IEEE/ASME Advanced Intelligent Mechtronics 2014
Tutorial on Mechatronics for medical robotics
How to succeed in medical mechatronic development
Monday, July 7th, 2014
The development of robotic assistance for surgery and medicine has become a mature field of research, and today an increasing number of successful products is emerging on the market. Contrary to industrial robotics, medical and surgical robotics require custom hardware and software solutions for each device. Mechatronic design can indeed be hindered by the existence of close interactions with the physician or the surgeon, the safety concerns, the operating room constraints and the interactions with an in vivo environment.
In this tutorial, we aim at giving the audience some key elements to succeed in the development of a medical robotic assistance, and help to build a successful mechatronic approach. To do so, researchers with recognized expertise in design and control for the medical context will be gathered in this full day tutorial. Interactions during the tutorial will be encouraged. Specifically, the end of the day will be devoted to a poster session where the participants will have the opportunity to present ongoing projects, open issues related to a medical/surgical application, so that deeper discussions with the speakers and between the participants can be engaged.
Schedule for poster submission
- May 20th: Call opens
- June 2nd: Submission of titles and abstracts
- June 8th: Notification to authors
The following speakers confirmed their participation:
- Dr Nikolai Hungr, TIMC, Grenoble, France
- Dr Alexandre Krupa, Lagadic, Rennes, France
- Dr Richard Moreau, Ampère, Lyon, France
- Prof. Philippe Poignet, LIRMM, Montpellier, France
- Prof. Pierre Renaud, Icube, Strasbourg, France
- Prof. Jérôme Szewczyk, ISIR, Paris, France
List of topics
Mechatronics, Manipulator design, compliant mechanisms, SMA, visual servoing with ultrasound imaging, predictive control, contactless manipulation
Motivation and objective
Mechatronics are the heart of successful medical robots. The purpose of this tutorial is to provide guidelines through the presentation of a series of examples of such medical robotics success stories. Each of these presentations will focus on a specific component of a medical robotics development:
- System specifications from user requirements analysis, and the project development through the user feedback
R. Moreau, Lyon
- Architecture selection and the compatibility with the operating room constraints
N. Hungr, Grenoble
- Actuation strategies and the use of non conventional actuation technologies
J. Szewczyk, Paris
- Compliant mechanisms for high accuracy medical applications
P. Renaud, Strasbourg
- Mechatronic design and control of endoscopic laser surgery systems
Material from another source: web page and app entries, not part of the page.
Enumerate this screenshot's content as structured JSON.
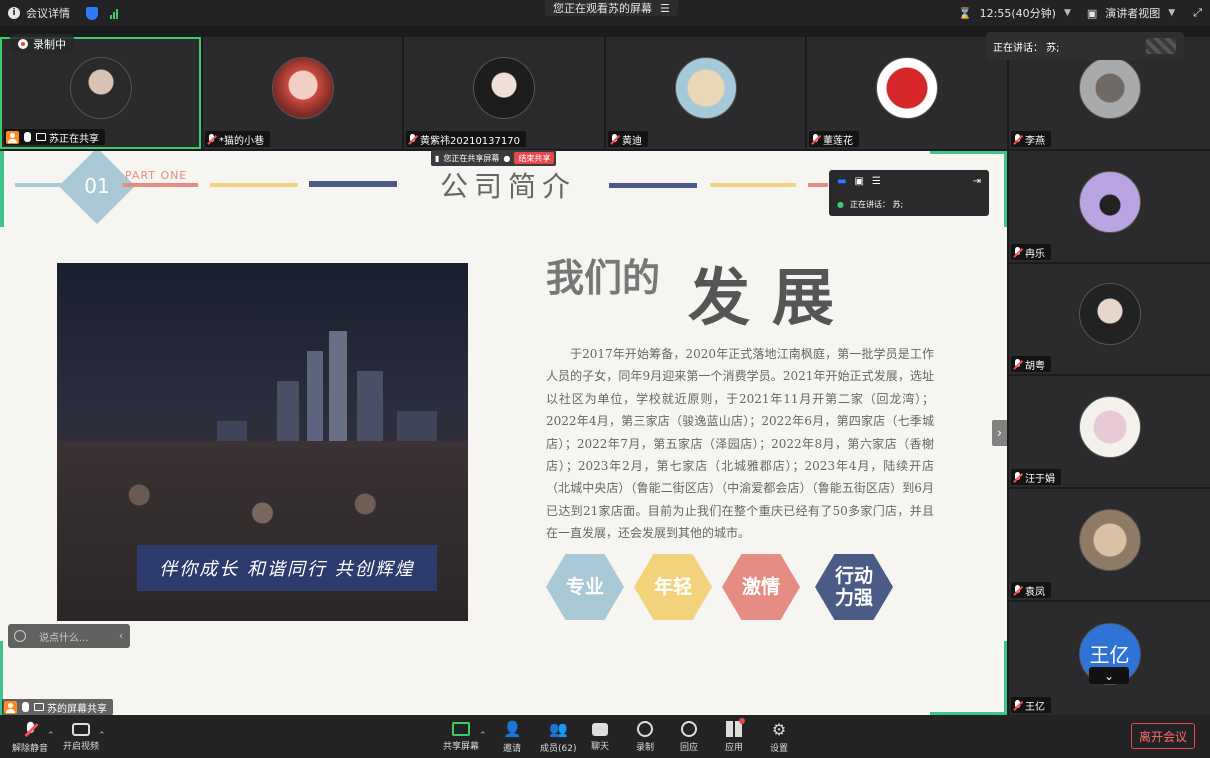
{
  "topbar": {
    "meeting_details": "会议详情",
    "viewing": "您正在观看苏的屏幕",
    "time": "12:55(40分钟)",
    "view_mode": "演讲者视图"
  },
  "recording_label": "录制中",
  "speaking_top": "正在讲话：  苏;",
  "top_tiles": [
    {
      "name": "苏正在共享"
    },
    {
      "name": "*猫的小巷"
    },
    {
      "name": "黄紫祎20210137170"
    },
    {
      "name": "黄迪"
    },
    {
      "name": "董莲花"
    }
  ],
  "side_tiles": [
    {
      "name": "李燕"
    },
    {
      "name": "冉乐"
    },
    {
      "name": "胡粤"
    },
    {
      "name": "汪于娟"
    },
    {
      "name": "袁凤"
    },
    {
      "name": "王亿",
      "avatar_text": "王亿"
    }
  ],
  "share_tag": {
    "text": "您正在共享屏幕",
    "stop": "结束共享"
  },
  "mini_panel": {
    "speaking": "正在讲话：  苏;"
  },
  "slide": {
    "number": "01",
    "part": "PART ONE",
    "title": "公司简介",
    "heading_small": "我们的",
    "heading_big": "发展",
    "paragraph": "于2017年开始筹备，2020年正式落地江南枫庭，第一批学员是工作人员的子女，同年9月迎来第一个消费学员。2021年开始正式发展，选址以社区为单位，学校就近原则，于2021年11月开第二家（回龙湾）；2022年4月，第三家店（骏逸蓝山店）；2022年6月，第四家店（七季城店）；2022年7月，第五家店（泽园店）；2022年8月，第六家店（香榭店）；2023年2月，第七家店（北城雅郡店）；2023年4月，陆续开店（北城中央店）（鲁能二街区店）（中渝爱都会店）（鲁能五街区店）到6月已达到21家店面。目前为止我们在整个重庆已经有了50多家门店，并且在一直发展，还会发展到其他的城市。",
    "photo_banner": "伴你成长 和谐同行 共创辉煌",
    "tags": [
      {
        "label": "专业",
        "color": "#a9c9d6"
      },
      {
        "label": "年轻",
        "color": "#f2d37c"
      },
      {
        "label": "激情",
        "color": "#e58c83"
      },
      {
        "label": "行动\n力强",
        "color": "#4a5c86"
      }
    ]
  },
  "chat": {
    "placeholder": "说点什么..."
  },
  "sharing_label": "苏的屏幕共享",
  "toolbar": {
    "unmute": "解除静音",
    "video": "开启视频",
    "share": "共享屏幕",
    "invite": "邀请",
    "members": "成员(62)",
    "chat": "聊天",
    "record": "录制",
    "react": "回应",
    "apps": "应用",
    "settings": "设置",
    "leave": "离开会议"
  }
}
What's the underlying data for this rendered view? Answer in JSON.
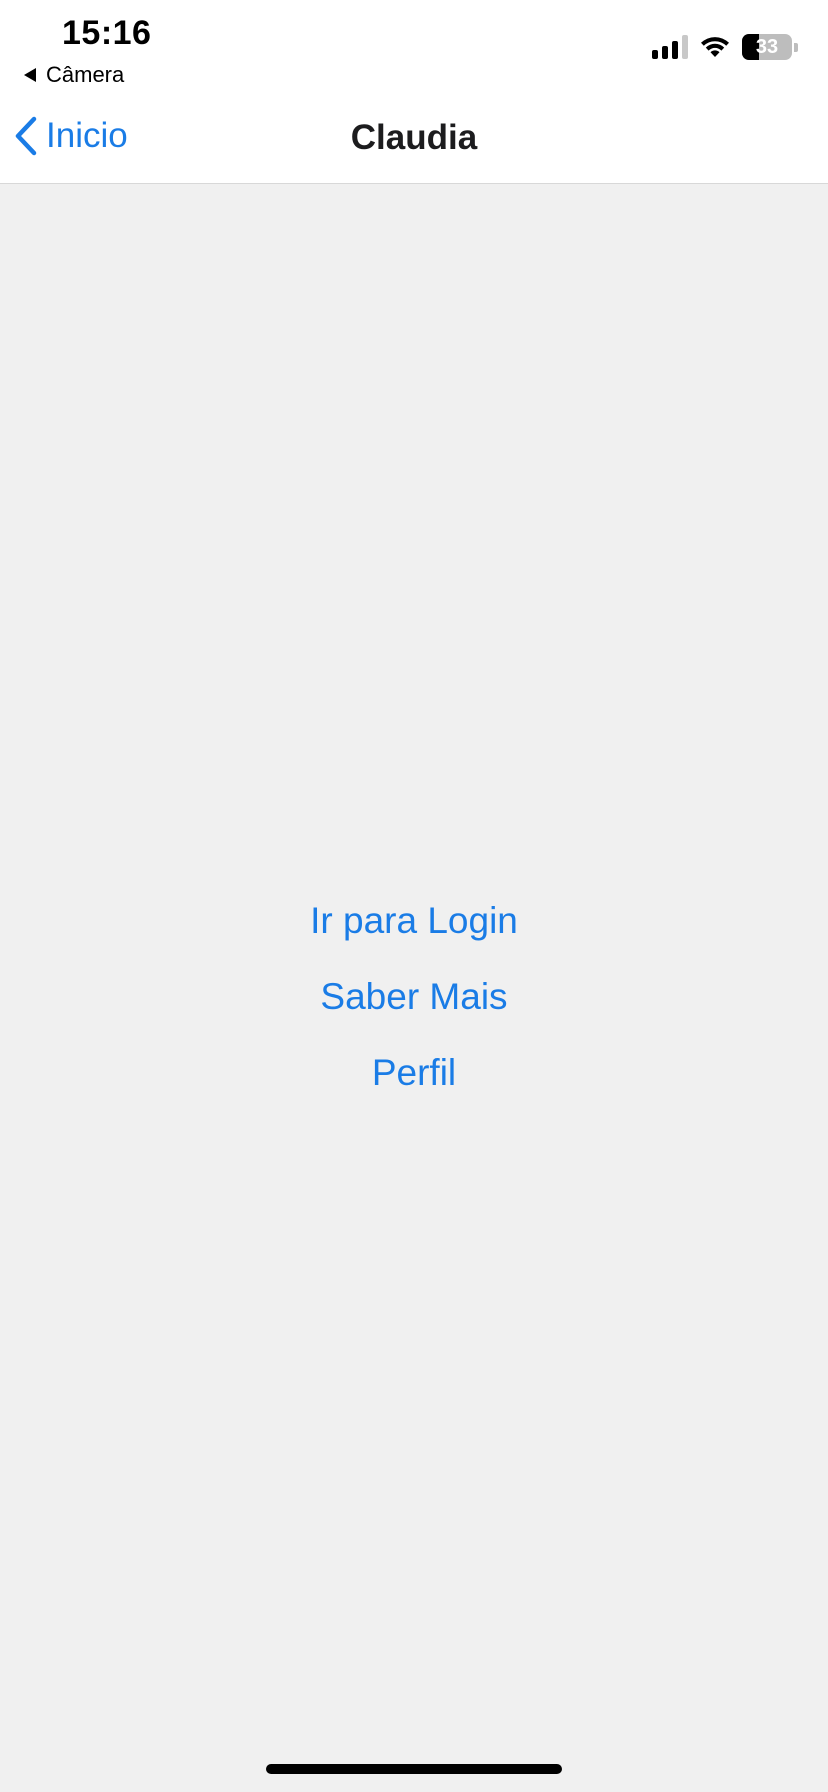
{
  "status_bar": {
    "time": "15:16",
    "back_app_label": "Câmera",
    "battery_percent": "33",
    "battery_level": 0.33
  },
  "nav": {
    "back_label": "Inicio",
    "title": "Claudia"
  },
  "menu": {
    "items": [
      {
        "label": "Ir para Login"
      },
      {
        "label": "Saber Mais"
      },
      {
        "label": "Perfil"
      }
    ]
  },
  "colors": {
    "accent": "#1a7ce6",
    "background": "#f0f0f0",
    "header_background": "#ffffff"
  }
}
N. Andreff, Besançon
- Haptic Teleoperation and Concentric Tube Robot for Robot-Assisted Surgery
C. Liu, Montpellier
- Medical robot guidance based on ultrasound imaging and visual servoing
A. Krupa, Rennes
This tutorial is supported by two meta-projects funded by the french research agency (ANR): Labex CAMI (2012-2020) focuses on Computer-Assisted Medical Interventions and Labex ACTION (2012-2020) is dedicated to Integrated Smart Systems.
We anticipate the tutorial to be engaging to mechatronic designers involved in the development of the design and control of robotic devices. In particular, two categories of attendees will find the proposed tutorial useful:
Students, who are interested in learning about the state of the art in mechatronics for medical and surgical applications,
Industry technologists, that are involved or would like to develop projects in the field.
As a secondary audience, the tutorial will be of value for established researchers who wish to relate their work to this area.
IRCAD, 1 Place de l’hôpital, 67091 Strasbourg, France
+33-3 88 11 91 47
Institut FEMTO-ST, 24 rue Alain Savary, 25000 Besançon, France
+33-3 81 40 29 61
|Pierre Renaud received the M.Sc. degree in mechanics and materials from the Ecole Normale Supérieure de Cachan, Cachan, France, in 2000 and the Ph.D. degree in robotics from the Clermont-Ferrand University, Clermont-Ferrand, France.
He is currently a Professor at Institut National des Sciences Appliquées, Strasbourg, France, and he is the head of the AVR research group, ICube laboratory. His research interests include medical robotics, robot design, additive manufacturing, and mechatronics.
Nicolas Andreff received the Engineer degree (~M.Sc.) in 1994 from the Ecole Nationale Supérieure d’Electronique, d’Electrotechnique, d’Informatique et d’Hydraulique de Toulouse, (Toulouse, France); the Ph.D. degree in 1999 in computer graphics, computer vision and robotics from the Institut National Polytechnique de Grenoble, (Grenoble, France) and the Habilitation degree in 2006 in Vision and Robotics from Université Blaise Pascal (Clermont-Ferrand, France).